A Randallstown businessman who illegally steered $10,000 in campaign donations to Rep. Elijah E. Cummings through phony donors was sentenced yesterday to a year's probation and ordered to pay a $2,000 fine.
Walter Wallace E. Hill Jr. pleaded guilty in June to a misdemeanor violation of the Federal Election Law Act. Hill acknowledged asking employees at ECS Technologies Inc. to write personal checks to Cummings' 1996 campaign, then reimbursing them with company money.
ECS, a Baltimore computer business with extensive government contracts, also was charged and pleaded guilty to campaign finance violations. U.S. District Judge Frederic N. Smalkin ordered the corporation yesterday to pay a $2,500 fine.
Attorney Paul D. Shelton argued that company President Eileen E. Dorsey knew nothing about the conduit contributions and that the company should not be harshly punished. Hill, 49, no longer works at ECS, where he had been a vice president and part-owner.
One of three cases
Hill's case was one of three federal prosecutors have brought in the past year involving alleged campaign finance violations related to Cummings' first race for Congress.
Earlier this week, prominent Baltimore County businessmen J. Mark and Douglas K. Loizeaux and their company, Controlled Demolition Inc., were acquitted by a jury in U.S. District Court in Baltimore on charges that they caused Cummings' treasurer to file false campaign reports by steering donations through "straw donors."
Cummings not target
Baltimore demolition expert Pless B. Jones faces a similar charge.

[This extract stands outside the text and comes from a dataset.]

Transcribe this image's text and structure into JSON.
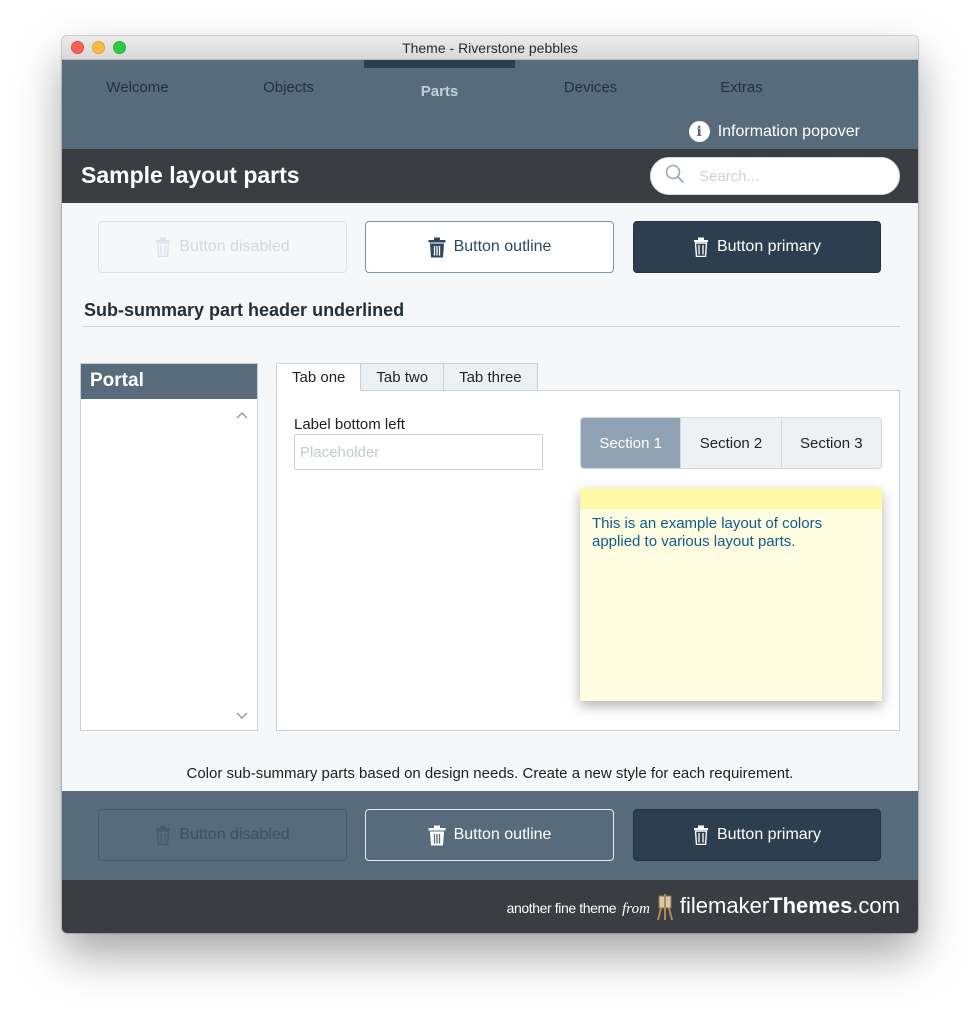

His case is pending.
Cummings faced no charges and was not a target of the investigation, a point Shelton made in arguing for leniency for ECS.
"The fact that Mr. Cummings isn't being investigated apparently shows there weren't any favors, there wasn't any help," in return for the contributions, Shelton told Smalkin.